February 10, 2009

ARLINGTON, Va. - U.S. Secretary of Education Arne Duncan today made his first visit to a public high school since assuming office and used the occasion to urge swift passage of the stimulus legislation currently being considered by Congress, praising the bill's "historic level of one-time education funding that will not only save or create jobs but also will lay the groundwork for a generation of education reform and progress."

"There is no more immediate way to stimulate the economy--short-term and long-term--than to keep teachers teaching and to keep students learning," Duncan said. "As the bill moves to conference, we must get every dollar possible into America's classrooms."

He made his remarks during a visit to Arlington Public Schools' Wakefield High School, accompanied by U.S. Congressman James Moran, Arlington Superintendent Robert G. Smith, and a number of national and local education and civic leaders. Duncan noted that the Wakefield High building, first constructed in 1953, is slated to undergo renovations. He discussed the kinds of school construction and renovations projects that would be made possible by the stimulus package.

Duncan said that funds in the stimulus bill also would provide for a needed increase in Pell grants for college students, as well as an expanded tuition tax credit to make higher education more affordable for any students willing to give back to their communities. There also would be funds to help stabilize state education budgets, and "without that state money," Duncan said, "hundreds of thousands of teachers could be collecting unemployment instead of teaching in classrooms."

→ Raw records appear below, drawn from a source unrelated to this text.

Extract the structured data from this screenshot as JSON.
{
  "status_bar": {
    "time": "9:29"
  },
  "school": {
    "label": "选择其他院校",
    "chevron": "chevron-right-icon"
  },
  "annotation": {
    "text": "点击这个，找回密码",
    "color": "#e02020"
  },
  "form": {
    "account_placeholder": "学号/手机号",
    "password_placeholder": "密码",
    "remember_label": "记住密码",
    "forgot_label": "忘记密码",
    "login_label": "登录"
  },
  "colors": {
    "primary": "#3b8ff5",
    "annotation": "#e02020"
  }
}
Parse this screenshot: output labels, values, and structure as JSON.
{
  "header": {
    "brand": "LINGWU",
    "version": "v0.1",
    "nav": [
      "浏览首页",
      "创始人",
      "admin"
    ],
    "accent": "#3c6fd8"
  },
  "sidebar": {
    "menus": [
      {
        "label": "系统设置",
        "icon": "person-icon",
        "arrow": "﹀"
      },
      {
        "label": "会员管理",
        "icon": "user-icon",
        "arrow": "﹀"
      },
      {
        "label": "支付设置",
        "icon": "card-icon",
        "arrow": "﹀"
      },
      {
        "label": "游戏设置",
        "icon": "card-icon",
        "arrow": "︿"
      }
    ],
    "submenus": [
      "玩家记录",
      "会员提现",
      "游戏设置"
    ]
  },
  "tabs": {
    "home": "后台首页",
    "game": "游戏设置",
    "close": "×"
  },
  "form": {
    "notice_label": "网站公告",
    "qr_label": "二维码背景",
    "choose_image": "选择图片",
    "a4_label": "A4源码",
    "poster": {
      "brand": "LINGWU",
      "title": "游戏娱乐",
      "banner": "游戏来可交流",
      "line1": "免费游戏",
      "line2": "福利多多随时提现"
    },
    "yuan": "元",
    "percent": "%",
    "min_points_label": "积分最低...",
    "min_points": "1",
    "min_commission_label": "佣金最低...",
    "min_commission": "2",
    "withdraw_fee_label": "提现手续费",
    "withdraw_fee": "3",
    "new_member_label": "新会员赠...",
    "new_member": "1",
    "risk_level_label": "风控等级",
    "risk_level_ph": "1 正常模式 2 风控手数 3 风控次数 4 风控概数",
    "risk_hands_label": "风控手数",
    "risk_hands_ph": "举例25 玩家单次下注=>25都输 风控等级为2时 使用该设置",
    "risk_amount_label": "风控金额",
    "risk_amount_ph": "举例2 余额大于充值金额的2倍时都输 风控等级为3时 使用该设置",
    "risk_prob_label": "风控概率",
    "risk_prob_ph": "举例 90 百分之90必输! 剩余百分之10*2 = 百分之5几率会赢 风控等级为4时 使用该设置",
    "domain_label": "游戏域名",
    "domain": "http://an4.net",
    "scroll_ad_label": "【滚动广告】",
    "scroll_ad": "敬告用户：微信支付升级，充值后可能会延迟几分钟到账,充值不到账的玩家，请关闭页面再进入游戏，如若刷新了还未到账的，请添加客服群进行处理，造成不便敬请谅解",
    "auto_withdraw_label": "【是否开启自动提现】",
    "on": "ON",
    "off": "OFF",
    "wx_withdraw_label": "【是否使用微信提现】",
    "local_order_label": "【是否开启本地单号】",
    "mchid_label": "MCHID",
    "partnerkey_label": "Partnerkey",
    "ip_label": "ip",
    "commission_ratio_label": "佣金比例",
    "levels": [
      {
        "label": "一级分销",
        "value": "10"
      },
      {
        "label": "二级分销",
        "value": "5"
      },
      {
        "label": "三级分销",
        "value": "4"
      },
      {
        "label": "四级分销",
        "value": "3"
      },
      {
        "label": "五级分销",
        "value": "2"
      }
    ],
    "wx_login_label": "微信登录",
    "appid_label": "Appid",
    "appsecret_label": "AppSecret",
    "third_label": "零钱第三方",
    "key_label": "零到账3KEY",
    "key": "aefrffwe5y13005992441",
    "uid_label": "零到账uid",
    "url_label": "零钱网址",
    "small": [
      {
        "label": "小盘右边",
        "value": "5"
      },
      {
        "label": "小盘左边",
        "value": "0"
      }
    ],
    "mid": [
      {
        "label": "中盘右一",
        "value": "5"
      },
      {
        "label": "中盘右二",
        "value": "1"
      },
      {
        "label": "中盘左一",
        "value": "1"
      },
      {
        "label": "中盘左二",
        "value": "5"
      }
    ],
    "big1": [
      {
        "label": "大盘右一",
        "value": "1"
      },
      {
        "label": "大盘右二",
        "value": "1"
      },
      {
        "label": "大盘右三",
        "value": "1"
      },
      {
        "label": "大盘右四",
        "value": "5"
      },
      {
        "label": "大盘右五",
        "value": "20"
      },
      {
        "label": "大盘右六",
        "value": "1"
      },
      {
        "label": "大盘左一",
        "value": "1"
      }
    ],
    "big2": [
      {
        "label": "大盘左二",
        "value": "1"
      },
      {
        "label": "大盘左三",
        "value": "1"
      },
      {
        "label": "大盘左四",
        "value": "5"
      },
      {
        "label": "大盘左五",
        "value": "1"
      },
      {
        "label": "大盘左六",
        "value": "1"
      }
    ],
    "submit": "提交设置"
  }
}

During his tour of the facility, Duncan visited with Advanced Placement (AP) students and faculty and praised the school's academic achievements and rigorous curriculum. Wakefield, which has a nearly 85 percent minority enrollment, with more than 40 percent of its students on free- and reduced-price lunches, was a 2006 recipient of one of three National College Board Inspiration Awards, given in recognition and support of the high school's commitment to challenge all students to take advanced and AP classes.

Duncan also talked about "Race to the Top" funds in the stimulus package that would help spur reform on a national scale by driving schools to adopt college and career-ready, internationally benchmarked standards; putting in place state-of-the-art data collection systems, assessments and curricula to meet these higher standards; and encouraging states to recruit, train, mentor and support a new generation of teachers who can better prepare students for college and the competitive workforce.

"The time has come for America to raise its expectations," Duncan said. "The leadership of the President and Congress, the proven strategies that are ready to go to scale and the money in the stimulus package can lift American education to an entirely new level and help provide the education every child deserves."